The Old Farmhouse

The Old Farmhouse, Fulking, in the 1900s

The Old Farmhouse, Fulking, in the 1900s

The Old Farmhouse is the only stone-faced building in Fulking and is believed to have been the original manor house. This property and Septima Cottages are probably the oldest buildings in the village. It is thought that the original building dates back to the 12th century and the mullioned windows and the east wall are 16th century. At one time a great hall extended north at the back of the house and a portion of the wall of this room remains part of the rear garden wall. The building has massive oak beams and one of the bedrooms has a floor of adzed oak planks, polished to a beautiful patina by many years of use. Up to 1930 the roof was finished with Horsham stone and until 1939 it had three staircases, but now has just two.

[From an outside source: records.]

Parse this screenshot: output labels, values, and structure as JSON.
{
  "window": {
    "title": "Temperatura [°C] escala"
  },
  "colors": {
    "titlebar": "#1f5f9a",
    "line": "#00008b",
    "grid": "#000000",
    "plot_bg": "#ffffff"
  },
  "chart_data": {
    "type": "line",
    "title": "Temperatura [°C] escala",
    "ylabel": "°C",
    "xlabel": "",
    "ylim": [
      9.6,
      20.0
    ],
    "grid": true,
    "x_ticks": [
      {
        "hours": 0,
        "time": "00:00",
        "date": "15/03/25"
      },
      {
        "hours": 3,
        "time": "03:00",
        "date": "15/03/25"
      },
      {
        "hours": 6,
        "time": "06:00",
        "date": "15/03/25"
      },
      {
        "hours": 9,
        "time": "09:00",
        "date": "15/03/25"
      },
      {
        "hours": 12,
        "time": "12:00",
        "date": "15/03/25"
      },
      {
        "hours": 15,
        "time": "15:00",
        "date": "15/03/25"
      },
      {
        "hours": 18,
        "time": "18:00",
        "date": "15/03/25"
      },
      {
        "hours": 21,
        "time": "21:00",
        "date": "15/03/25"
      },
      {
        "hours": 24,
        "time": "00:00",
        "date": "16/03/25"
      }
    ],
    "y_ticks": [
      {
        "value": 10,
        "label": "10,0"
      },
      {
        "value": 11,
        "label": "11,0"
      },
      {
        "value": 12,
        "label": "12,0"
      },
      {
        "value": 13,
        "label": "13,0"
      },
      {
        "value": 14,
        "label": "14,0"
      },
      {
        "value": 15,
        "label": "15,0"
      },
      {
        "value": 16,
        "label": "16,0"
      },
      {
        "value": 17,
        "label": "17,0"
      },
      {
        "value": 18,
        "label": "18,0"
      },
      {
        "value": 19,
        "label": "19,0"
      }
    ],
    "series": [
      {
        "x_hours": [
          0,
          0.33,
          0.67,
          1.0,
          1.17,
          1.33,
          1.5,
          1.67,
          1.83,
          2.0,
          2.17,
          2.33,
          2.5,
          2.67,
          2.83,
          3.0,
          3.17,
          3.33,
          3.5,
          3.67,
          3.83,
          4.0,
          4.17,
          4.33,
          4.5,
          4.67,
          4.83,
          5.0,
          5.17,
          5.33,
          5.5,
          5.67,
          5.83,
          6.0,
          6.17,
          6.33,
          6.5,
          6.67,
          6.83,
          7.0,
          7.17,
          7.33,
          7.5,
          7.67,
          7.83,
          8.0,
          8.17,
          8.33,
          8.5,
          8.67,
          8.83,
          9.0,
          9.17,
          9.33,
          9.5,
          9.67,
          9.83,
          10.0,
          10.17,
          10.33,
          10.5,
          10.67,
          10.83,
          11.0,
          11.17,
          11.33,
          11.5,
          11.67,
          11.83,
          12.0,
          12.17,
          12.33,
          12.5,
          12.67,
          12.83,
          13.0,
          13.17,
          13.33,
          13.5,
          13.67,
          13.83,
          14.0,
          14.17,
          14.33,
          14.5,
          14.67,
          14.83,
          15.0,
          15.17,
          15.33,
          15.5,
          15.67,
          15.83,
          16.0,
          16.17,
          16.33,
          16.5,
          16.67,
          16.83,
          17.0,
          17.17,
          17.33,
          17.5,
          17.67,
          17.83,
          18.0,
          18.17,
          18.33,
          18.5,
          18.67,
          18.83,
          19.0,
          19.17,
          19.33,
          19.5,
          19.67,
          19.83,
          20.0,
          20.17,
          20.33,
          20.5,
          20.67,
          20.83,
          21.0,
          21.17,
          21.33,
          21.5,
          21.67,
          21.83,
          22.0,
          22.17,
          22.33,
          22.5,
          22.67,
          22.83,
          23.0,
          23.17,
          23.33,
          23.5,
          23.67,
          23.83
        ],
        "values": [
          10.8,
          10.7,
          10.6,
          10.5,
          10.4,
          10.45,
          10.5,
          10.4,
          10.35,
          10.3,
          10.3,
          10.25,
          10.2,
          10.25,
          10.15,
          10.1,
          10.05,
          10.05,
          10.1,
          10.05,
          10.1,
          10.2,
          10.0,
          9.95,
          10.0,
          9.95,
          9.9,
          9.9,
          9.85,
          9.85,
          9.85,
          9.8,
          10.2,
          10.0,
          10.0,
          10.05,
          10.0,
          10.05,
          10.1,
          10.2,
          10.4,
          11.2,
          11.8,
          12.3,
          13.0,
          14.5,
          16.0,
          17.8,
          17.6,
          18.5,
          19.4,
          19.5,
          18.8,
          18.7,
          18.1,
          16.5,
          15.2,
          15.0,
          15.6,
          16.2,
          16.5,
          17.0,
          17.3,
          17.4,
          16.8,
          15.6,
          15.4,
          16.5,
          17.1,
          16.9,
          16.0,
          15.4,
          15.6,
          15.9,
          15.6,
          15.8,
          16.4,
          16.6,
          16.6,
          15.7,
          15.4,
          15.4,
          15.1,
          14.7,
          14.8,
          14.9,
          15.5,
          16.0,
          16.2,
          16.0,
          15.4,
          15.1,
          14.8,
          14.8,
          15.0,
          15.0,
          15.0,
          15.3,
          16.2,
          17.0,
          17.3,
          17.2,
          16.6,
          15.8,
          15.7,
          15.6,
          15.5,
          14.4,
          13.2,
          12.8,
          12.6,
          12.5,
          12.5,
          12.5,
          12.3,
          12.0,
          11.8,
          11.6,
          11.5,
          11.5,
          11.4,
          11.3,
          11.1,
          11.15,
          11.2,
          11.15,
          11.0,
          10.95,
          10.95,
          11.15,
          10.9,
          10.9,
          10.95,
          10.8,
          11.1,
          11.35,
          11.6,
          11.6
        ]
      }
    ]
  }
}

In the 1980s an elderly lady and broadcaster of Sussex history came to Fulking and gave a talk describing how she used to come to the village via the Dyke Railway just before war was declared in 1939. She lived with her aunt in The Old Farmhouse at one time and was able to show the present owner of the property where the third staircase had been located.

Stories associated with The Old Farmhouse abound. Smugglers are said to have used a hatch in the roof to pass kegs of brandy through to the shop next door. There is also supposed to be one, or possibly more, secret passages within the building. It has been suggested that one of these led to St Andrew’s Church in Edburton, but given the distance involved, this seems unlikely. Another theory is that the house was connected to the Shepherd and Dog for smuggling purposes, but so far, no evidence of the existence of either of these secret passages has been discovered.

King Charles II, disguised as a servant, en route to France

King Charles II, disguised as a servant, en route to France

There is a small room where, in 1651, King Charles II is said to have hidden, before escaping over the Downs, via the bostal, to Shoreham harbour, from where he left for exile in France and it is thought that the house was also used as a refuge by folk able to leave London during the Great Plague in 1665, which also occurred during the reign of Charles II.

Yet another tale describes how, in 1940, a very attractive young lady and equally attractive young man stayed at the house. They were a very quiet couple who kept themselves to themselves and never socialised or talked to any of the villagers. It seems that subsequently they just disappeared and were never seen again. It was only much later that it was discovered that they had been arrested as spies.

Of course, the house is reputed to have a ghost. It seems that she takes the form of a charming, little, old lady, dressed in white who carries a bible. Apparently, she makes herself known mainly to children, but during WWII she was seen by seventeen Canadian soldiers who were billeted there in late 1943. These men went on to serve in the Italian campaign and during that time they wrote to friends in Fulking, telling how the old lady was always with them when ever they went into action and not one of them was wounded.

Poster for the 1940 film "Gaslight"

Poster for the 1940 film Gaslight

From the 1920s to the 1950s the house was used as a tearoom and a large white teapot was painted on the roof to attract customers, particularly walkers, who could see it quite clearly from the Downs. Between 1920 and 1939 this was run by Miss Dolly Coles and during this time her customers included the writers H.V. Morton, Ernest Raymond and Jeffrey Farnol. It was reputedly in these tearooms that a conversation on the merits of oil lamps versus electric lights took place (possibly around 1935 when electricity first came to Fulking), giving Patrick Hamilton the idea for his 1938 play Gas Light which was later made into two films (British 1940, American 1944). The tearooms reopened after the war and eventually closed in the 1950s.

Tony Brooks

[Copyright © 2012, Anthony R. Brooks. Adapted from Anthony R. Brooks (2008) The Changing Times of Fulking & Edburton. Chichester: RPM Print & Design, pages 156-158.]